A famous example of a ballad song can be found by The Righteous Brothers.

“Woah, my love, my darling
I've hungered for your touch
A long, lonely time
And time goes by so slowly
And time can do so much
Are you still mine?
I need your love
I need your love
God speed your love to me”

Ballad of the Triangle Fire by Ruth Rubin

Ruth Rubin also wrote a famous ballad song about the Triangle Fire in New York City. It highlights the sweatshop fire.

"In the heart of New York City, near Washington Square
In nineteen eleven, March winds were cold and bare.
A fire broke out in a building ten stories high,
And a hundred and forty-six young girls in those flames did die."

Importance of Ballads
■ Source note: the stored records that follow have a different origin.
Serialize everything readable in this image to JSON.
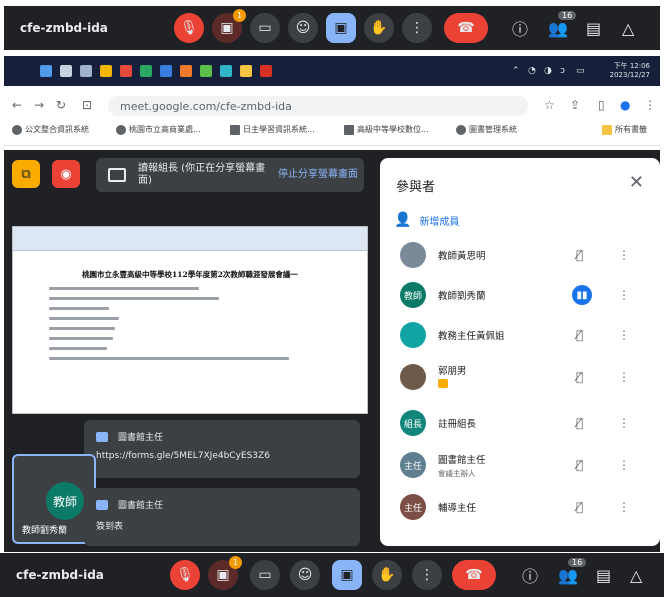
{
  "meeting": {
    "code": "cfe-zmbd-ida",
    "notification_count": "1",
    "people_count": "16"
  },
  "taskbar": {
    "clock_time": "下午 12:06",
    "clock_date": "2023/12/27"
  },
  "browser": {
    "url": "meet.google.com/cfe-zmbd-ida",
    "bookmarks": [
      "公文整合資訊系統",
      "桃園市立高商業處...",
      "日主學習資訊系統...",
      "高級中等學校數位...",
      "圖書管理系統"
    ],
    "all_bookmarks": "所有書籤"
  },
  "presenting": {
    "text": "讀報組長 (你正在分享螢幕畫面)",
    "stop_label": "停止分享螢幕畫面"
  },
  "document": {
    "title": "桃園市立永豐高級中等學校112學年度第2次教師職涯發展會議一"
  },
  "chat": [
    {
      "sender": "圖書館主任",
      "message": "https://forms.gle/5MEL7XJe4bCyES3Z6"
    },
    {
      "sender": "圖書館主任",
      "message": "簽到表"
    }
  ],
  "self_tile": {
    "avatar": "教師",
    "name": "教師劉秀蘭"
  },
  "panel": {
    "title": "參與者",
    "add_label": "新增成員",
    "participants": [
      {
        "avatar": "",
        "name": "教師黃思明",
        "sub": "",
        "color": "#7a8a99",
        "speaking": false,
        "hand": false
      },
      {
        "avatar": "教師",
        "name": "教師劉秀蘭",
        "sub": "",
        "color": "#0b7a67",
        "speaking": true,
        "hand": false
      },
      {
        "avatar": "",
        "name": "教務主任黃佩姐",
        "sub": "",
        "color": "#12a4a3",
        "speaking": false,
        "hand": false
      },
      {
        "avatar": "",
        "name": "郭朋男",
        "sub": "",
        "color": "#6e5a4a",
        "speaking": false,
        "hand": true
      },
      {
        "avatar": "組長",
        "name": "註冊組長",
        "sub": "",
        "color": "#12867a",
        "speaking": false,
        "hand": false
      },
      {
        "avatar": "主任",
        "name": "圖書館主任",
        "sub": "會議主辦人",
        "color": "#5f7f91",
        "speaking": false,
        "hand": false
      },
      {
        "avatar": "主任",
        "name": "輔導主任",
        "sub": "",
        "color": "#7b4f45",
        "speaking": false,
        "hand": false
      }
    ]
  }
}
Ballads are important to look at because they show how the form has developed over time. A ballad is not simply a romantic song, although that definition will still apply in the field of music. Romance can be infused into ballads, especially if they are a narrative tale of love (or hate). However, they are so much more as well. Learn more about how to write a ballad by checking out how to write a ballad poem step by step.